Element data from apps and pages:
============
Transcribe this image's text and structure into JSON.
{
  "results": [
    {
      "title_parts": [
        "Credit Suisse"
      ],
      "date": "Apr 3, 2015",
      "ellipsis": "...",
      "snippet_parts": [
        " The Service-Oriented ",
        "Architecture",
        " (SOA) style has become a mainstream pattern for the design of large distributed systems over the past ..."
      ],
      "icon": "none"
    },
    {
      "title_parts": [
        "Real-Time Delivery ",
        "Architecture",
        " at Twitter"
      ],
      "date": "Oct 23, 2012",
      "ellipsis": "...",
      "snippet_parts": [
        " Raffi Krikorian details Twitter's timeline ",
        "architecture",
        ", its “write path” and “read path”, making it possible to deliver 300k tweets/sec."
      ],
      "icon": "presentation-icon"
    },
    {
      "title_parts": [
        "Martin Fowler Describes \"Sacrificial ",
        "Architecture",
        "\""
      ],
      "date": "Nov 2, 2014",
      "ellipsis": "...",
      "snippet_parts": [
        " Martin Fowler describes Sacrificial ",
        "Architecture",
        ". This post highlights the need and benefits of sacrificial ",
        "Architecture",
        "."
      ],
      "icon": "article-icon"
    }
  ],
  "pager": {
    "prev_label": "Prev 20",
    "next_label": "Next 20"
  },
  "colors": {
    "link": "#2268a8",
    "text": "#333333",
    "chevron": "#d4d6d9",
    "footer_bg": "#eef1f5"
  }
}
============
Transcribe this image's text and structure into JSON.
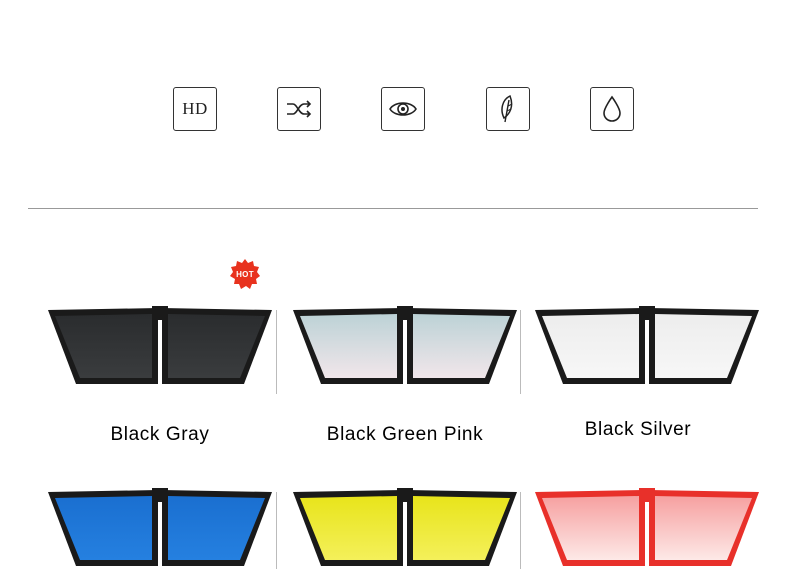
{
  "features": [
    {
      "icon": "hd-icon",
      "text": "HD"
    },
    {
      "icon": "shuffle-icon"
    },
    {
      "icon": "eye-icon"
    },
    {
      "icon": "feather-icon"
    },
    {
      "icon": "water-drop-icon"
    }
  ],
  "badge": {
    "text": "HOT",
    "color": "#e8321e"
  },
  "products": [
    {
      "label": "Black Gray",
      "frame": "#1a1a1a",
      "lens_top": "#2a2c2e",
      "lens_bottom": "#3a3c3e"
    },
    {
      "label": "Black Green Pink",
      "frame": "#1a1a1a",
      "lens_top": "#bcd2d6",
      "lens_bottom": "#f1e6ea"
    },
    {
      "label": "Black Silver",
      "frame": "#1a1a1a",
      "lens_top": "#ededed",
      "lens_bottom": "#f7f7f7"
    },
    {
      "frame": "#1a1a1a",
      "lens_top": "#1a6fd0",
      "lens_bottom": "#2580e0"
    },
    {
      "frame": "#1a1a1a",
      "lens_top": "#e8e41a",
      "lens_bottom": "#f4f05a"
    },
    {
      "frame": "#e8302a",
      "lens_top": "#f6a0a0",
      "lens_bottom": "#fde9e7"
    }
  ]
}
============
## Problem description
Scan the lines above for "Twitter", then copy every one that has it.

## Written answer
        " at Twitter"
        " Raffi Krikorian details Twitter's timeline ",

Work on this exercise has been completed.